So, you want to amp up your marketing efforts and drive sales? Arguably, one of the best ways to do that is through social media. Working with creators and influencers to market your products has been a game-changer for so many brands, allowing them to build awareness and get their name out to thousands, and oftentimes, millions of people in their target markets.

Maybe this isn’t news to you, or maybe working with creators and influencers simply isn’t a tactic you’ve invested in just yet. Either way, there’s a key piece of information business leaders and entrepreneurs should know when thinking about the content you want to generate from these influencer and creator collabs.

What is it?

Simple, the key is knowing the difference between a creator and an influencer.

So, what is the difference between a creator and an influencer?

As I mentioned above, many brands are now beginning to understand how impactful influencers can be in supporting their product awareness and sales goals—if done well! And just as brands are becoming familiar with the power of influencer marketing and its associated vernacular, I’ve noticed that many influencers now want to be referred to, instead, as creators.

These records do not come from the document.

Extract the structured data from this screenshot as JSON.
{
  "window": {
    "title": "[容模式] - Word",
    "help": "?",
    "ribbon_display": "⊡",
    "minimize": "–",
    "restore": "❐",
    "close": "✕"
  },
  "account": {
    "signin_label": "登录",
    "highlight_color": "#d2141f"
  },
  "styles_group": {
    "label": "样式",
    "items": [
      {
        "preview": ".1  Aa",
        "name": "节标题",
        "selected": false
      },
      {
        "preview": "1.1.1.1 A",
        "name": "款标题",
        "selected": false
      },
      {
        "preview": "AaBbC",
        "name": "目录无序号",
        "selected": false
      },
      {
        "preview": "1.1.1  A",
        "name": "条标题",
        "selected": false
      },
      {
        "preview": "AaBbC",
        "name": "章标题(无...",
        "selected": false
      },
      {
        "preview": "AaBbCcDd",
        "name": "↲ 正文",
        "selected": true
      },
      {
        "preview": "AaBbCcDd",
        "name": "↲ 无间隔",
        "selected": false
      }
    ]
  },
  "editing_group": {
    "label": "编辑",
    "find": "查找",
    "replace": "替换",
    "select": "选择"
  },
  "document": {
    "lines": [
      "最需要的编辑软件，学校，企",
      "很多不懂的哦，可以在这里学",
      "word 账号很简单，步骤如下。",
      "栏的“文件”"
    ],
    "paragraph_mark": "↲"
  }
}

So, taking a deeper look, what is the difference between a creator and an influencer?

As a pioneer of this industry and someone who’s been leading campaigns since the Myspace days, I have a helpful observation: All creators are influencers, but not all influencers are creators.

From my perspective, the key difference between the two is that creators are a special type of influencers who are focused on creating highly engaging content. Influencers, generally speaking, have amassed a niche audience based on being subject matter experts. Yes, all influencers create content, but not all influencers are so focused on creating amazing content that they (or anyone else) should think of themselves as creators, per se.

In my opinion, the term “creator” should be reserved for that special type of influencer who is hyper-focused on creating next-level, highly engaging content.

Knowing the difference is key.

Influencer content is great for buzz, reach and clicks.

Creator content accomplishes the same, but it’s also higher quality and more effective. This is user-generated content that can be used for social posts, whitelisting and omnichannel marketing efforts.

With that said, if your brand is utilizing influencer and creator collabs, it’s important to think about what your goals are for the content that’s being generated.

Do you want to simply increase your awareness and get people to like your content? Awesome. Influencers can definitely do that for you.

Do you want that awareness plus some cool, quality content to use for your marketing assets? Do you want to work with specific creators for whitelisting purposes or use their images for your website or in your social content calendar? If that’s the case, you want to engage with creators.

At the end of the day, both influencers and creators have the power to put a viral push behind your brand. It’s just up to you to decide what you’re going to do with that extra firepower to keep the momentum going.